[qi2018frustum], coordinates of the segmented radar targets are normalized to ensure translational invariance of the algorithm.

Note that the classification and segmentation module can easily be extended to multiple classes. For this purpose, the patch is classified as a certain class and, consequently the predicted classification information is used for the segmentation step.

Iv-C Amodal 2D Bounding Box Estimation

After the segmentation of object points, this module estimates an associated amodal 2D bounding box. First, a light-weight regression PointNet, called Transformer PointNet (T-Net), estimates the center of the amodal bounding box and transforms radar targets into a local coordinate system relative to the predicted center. This step and the T-Net architecture are described in detail in [qi2018frustum]. The transformation using T-Net is reasonable, because regarding the viewing angle, the centroid of segmented points can differ to the true center of the amodal bounding box.

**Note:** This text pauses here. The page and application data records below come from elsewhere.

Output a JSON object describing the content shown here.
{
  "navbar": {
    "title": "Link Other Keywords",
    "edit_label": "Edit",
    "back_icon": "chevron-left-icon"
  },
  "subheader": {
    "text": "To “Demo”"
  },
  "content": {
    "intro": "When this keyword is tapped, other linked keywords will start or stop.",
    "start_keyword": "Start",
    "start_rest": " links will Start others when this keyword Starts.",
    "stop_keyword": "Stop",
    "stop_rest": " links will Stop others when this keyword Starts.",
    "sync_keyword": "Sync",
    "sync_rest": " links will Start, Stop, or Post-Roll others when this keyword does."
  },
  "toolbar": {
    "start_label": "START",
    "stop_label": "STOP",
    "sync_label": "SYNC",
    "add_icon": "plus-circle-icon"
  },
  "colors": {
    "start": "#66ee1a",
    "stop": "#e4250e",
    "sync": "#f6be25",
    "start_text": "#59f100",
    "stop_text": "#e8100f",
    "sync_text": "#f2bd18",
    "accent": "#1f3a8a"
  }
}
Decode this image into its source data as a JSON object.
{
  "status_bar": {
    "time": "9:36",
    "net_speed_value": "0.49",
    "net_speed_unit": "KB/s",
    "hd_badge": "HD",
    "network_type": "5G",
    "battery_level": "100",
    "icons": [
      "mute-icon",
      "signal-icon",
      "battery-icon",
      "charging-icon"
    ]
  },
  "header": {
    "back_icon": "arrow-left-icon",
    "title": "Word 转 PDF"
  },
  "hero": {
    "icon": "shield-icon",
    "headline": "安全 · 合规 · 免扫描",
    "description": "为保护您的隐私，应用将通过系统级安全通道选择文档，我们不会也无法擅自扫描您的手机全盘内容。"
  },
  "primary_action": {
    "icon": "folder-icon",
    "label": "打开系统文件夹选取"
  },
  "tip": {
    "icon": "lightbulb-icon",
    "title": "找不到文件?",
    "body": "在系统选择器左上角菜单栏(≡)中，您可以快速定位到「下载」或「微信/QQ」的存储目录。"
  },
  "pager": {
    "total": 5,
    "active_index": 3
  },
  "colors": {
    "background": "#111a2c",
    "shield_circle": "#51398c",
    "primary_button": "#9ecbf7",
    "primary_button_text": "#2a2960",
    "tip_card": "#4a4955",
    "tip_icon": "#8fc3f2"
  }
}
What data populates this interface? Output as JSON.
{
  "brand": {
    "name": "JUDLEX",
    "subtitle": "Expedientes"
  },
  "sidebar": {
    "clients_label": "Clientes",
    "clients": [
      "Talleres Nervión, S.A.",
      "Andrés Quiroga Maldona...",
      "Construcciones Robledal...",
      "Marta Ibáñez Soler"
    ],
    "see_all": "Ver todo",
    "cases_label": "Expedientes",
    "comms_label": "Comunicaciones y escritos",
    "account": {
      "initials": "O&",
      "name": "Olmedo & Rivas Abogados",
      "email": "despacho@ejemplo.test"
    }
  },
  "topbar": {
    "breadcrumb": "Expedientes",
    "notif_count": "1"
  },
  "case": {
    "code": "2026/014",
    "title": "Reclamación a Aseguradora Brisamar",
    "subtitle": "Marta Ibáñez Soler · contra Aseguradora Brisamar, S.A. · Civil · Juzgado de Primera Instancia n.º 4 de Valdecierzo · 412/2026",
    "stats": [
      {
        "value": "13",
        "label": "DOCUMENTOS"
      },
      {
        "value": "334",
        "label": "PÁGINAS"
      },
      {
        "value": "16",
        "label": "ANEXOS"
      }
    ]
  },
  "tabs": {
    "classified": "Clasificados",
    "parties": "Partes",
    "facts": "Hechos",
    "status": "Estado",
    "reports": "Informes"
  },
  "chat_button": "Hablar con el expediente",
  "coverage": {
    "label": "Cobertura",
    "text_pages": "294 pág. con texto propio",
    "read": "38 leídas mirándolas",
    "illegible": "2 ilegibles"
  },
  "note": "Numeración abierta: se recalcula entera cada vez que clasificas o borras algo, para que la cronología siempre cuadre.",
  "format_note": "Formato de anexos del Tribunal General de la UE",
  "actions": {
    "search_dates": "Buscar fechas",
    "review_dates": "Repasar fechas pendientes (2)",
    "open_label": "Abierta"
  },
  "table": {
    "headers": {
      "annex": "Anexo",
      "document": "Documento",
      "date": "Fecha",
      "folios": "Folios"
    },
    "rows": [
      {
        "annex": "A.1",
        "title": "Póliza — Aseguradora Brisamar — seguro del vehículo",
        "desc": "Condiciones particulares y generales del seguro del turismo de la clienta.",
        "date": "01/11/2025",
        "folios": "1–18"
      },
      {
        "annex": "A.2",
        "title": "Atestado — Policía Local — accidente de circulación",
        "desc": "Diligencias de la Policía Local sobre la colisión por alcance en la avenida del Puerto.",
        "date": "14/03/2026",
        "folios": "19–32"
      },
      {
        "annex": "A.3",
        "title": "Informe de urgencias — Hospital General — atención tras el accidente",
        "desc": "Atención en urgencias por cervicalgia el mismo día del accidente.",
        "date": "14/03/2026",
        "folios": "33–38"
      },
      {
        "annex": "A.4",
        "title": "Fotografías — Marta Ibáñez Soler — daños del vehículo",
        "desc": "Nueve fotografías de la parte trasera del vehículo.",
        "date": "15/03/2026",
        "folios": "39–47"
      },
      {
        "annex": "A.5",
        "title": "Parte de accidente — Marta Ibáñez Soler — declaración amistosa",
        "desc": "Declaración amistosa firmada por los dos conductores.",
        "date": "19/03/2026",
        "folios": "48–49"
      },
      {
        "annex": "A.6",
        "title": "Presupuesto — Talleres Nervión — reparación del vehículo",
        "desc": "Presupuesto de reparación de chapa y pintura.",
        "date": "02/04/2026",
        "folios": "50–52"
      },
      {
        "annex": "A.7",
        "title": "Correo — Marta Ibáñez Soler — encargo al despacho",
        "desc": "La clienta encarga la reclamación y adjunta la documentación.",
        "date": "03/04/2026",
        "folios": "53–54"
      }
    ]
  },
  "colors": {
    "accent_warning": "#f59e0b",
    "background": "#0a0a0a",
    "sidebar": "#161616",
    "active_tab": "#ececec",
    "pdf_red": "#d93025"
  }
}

For the 2D bounding box estimation, a box regression PointNet, which is conceptually the same as proposed in [qi2018frustum], is used. The regression network predicts the parameters of a 2D bounding box by its center , its heading angle and its size . For the box center estimation, the residual based 2D localization of [qi2018frustum] is performed. Heading angle and size of bounding box is predicted using a combination of a classification and a segmentation approach as explained in [qi2018frustum]. More precisely, for size estimation, predefined size templates are incorporated for the classification task. Furthermore, residual values regarding those categories are predicted.

In case of multiple classes, the box estimation network also uses the classification information for the bounding box regression. Therefore, the size templates have to be extended by additional classes, e.g. pedestrians or cyclists.

Iv-D Network Architectures

Fig. 3: Network architectures for 2D object detection in radar data with PointNets.   On the left, the v1 model is based on PointNet, on the right, the v2 model is based on PointNet++. Input points are a list of radar targets. To get global features in the classification network, v1

model consists of a multi-layer perceptron (mlp) and a max pooling layers,

v2 model contains set abstraction (SA) layers with multi-scale grouping (MSG) and single-scale grouping (SSG). After fully connected (FC) layers, classification scores for the whole point cloud are obtained. In the segmentation network, local and global features are combined with output scores from the classification, v1 model applies mlp, v2 model uses feature propagation (FG) to obtain object probabilities. In the box estimation network, v1 model contains mlp and max pooling layers, v2 consists of SA layers with SSG to get global features. Features are combined with classification scores and are forwarded to FC layers to determine box parameters.

For the object detecion task in radar data, two network architectures were considered, the v1 model based on the concepts of PointNet [qi2017pointnet], and the v2 model based on the concepts of PointNet++ [qi2017pointnetplusplus]. Figure 3 shows both network architectures. For the classification and segmentation network the architecture is conceptually similar to PointNet [qi2017pointnet] and [qi2017pointnetplusplus]. The network for amodal 2D bounding box estimation is the same as proposed in [qi2018frustum]. Since this work uses radar data as input, the input of both networks is extended. For the classification and segmentation network, the input is a four-dimensional radar target list of a patch containing points with 2D spatial data, ego-motion compensated Doppler velocity and RCS information. For the bounding box regression network, the input is spatial information of a segmented radar target list consisting of points.

TABLE I: Radar dataset.   Dataset distribution among classes.